Kutztown University recently announced a proposed change to its housing decoration policy restricting the display of symbols that promote messages inconsistent with the values of the university. Upon learning of the change, university legal counsel asked us to refrain from implementing the policy in order to permit a review for constitutionality. As a result of this review, references to any specific content, such as symbols, will be removed from the policy. The university will educate our students and other members of our community, so they will understand the historical and modern context for these symbols, and we will continue to advocate for an environment wherein all those associated with our university can feel valued and safe.
I still don’t like universities’ use of “safe” to mean “safe from offensive speech.” But at least the First Amendment violation is apparently going away.
UPDATE: Note that if the university is planning on keeping the other part of the policy — “[a]ll decorations in common areas in the residence hall and apartments must take into consideration that obscene, distasteful displays which are demeaning to an individual’s or group’s race, ethnic, religious background, and/or gender or ability, will not be permitted and will be removed immediately” — that too would violate the First Amendment, as the earlier post explained.
UPDATE: A commenter suggested that a university could ban Confederate flags, because of the Supreme Court’s recent decision allowing Texas not to print Confederate flag plates as part of its specialty license plate program.

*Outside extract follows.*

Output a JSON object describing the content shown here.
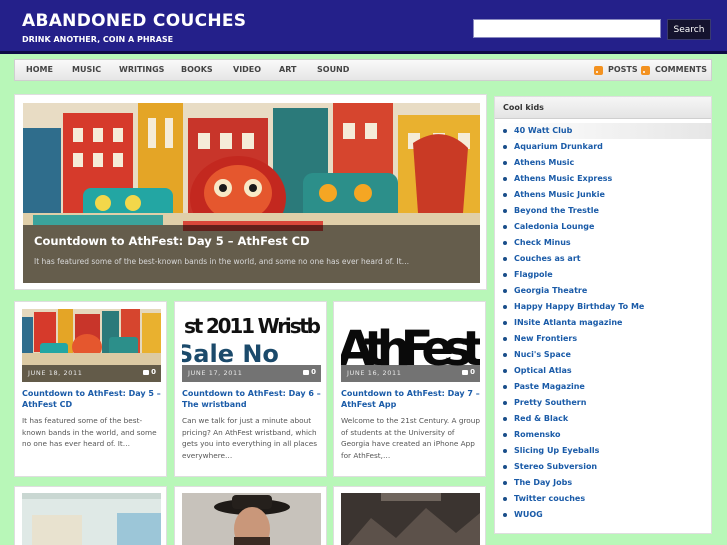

But that’s not right: Viewpoint-based restrictions on people’s speech are unconstitutional, even when the government is specifying which signs people may post on government property.
For example, when a city opens up advertising space on city buses, it may not discriminate based on viewpoint. See Cornelius v. NAACP Legal Defense & Ed. Fund, Inc. (1985) (so noting, in its discussion of the Lehman v. City of Shaker Heights case). And the license plate case, Walker v. Sons of Confederate Veterans, reaffirmed that principle. Though a government may exclude the Confederate flag from its own speech (as Walker held), it can’t bar its display by students, even on the government’s property.
Eugene Volokh teaches free speech law, religious freedom law, church-state relations law, a First Amendment Amicus Brief Clinic, and tort law, at UCLA School of Law, where he has also often taught copyright law, criminal law, and a seminar on firearms regulation policy.